abstract: Many machine learning methodologies, based on the minimization of the empirical risk, lead to optimization problems in which the objective function is the sum of loss functions, depending on the samples of a finite training set. These optimization problems are challenging in the case of large scale training sets because the computation of the objective function and its gradient is too expensive. In these cases, Stochastic Gradient (SG) methods are the main approaches. Many SG variants are available in literature, based on different strategies for reducing the adverse effect of noisy gradient estimates and for defining the steplength (or learning rate) parameter. In this work, starting from recent advances on state of the art steplength rules for deterministic gradient schemes and noise reduction strategies, we investigate possible techniques for selecting the learning rate parameter in SG approaches. Preliminary studies on the behaviour of popular steplength selections, such as the Barzilai-Borwein rules, in the stochastic gradient framework, have shown that many interesting questions need to be fixed before obtaining effective benefits}. In this work, we investigate the possibility to make the SG algorithms more robust by exploiting steplength selections based on recently proposed limited memory strategies.

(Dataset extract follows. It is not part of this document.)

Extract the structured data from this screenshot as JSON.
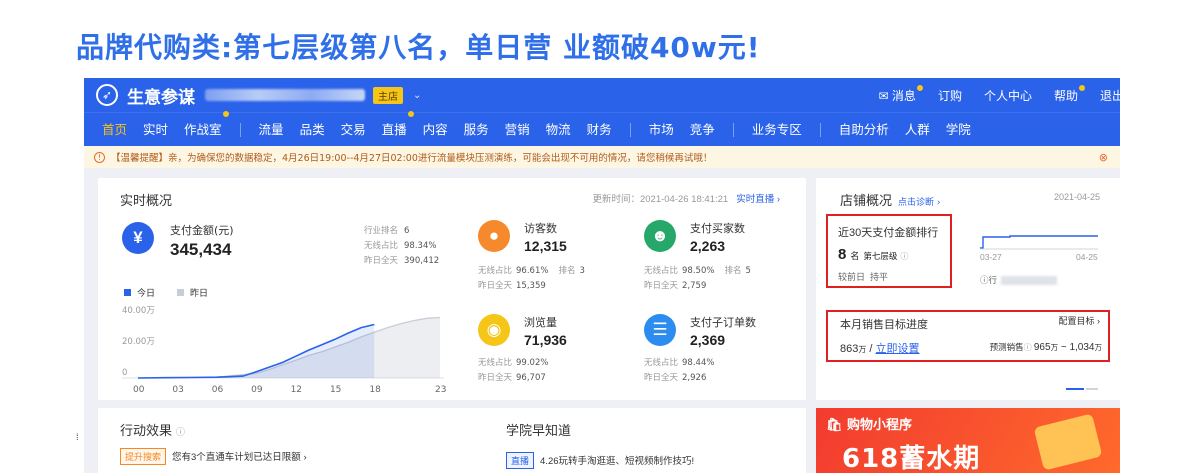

We also discuss some of these open problems on the steplength selection within other widely used stochastic optimizers, exploiting momentum terms and adaptive variance techniques.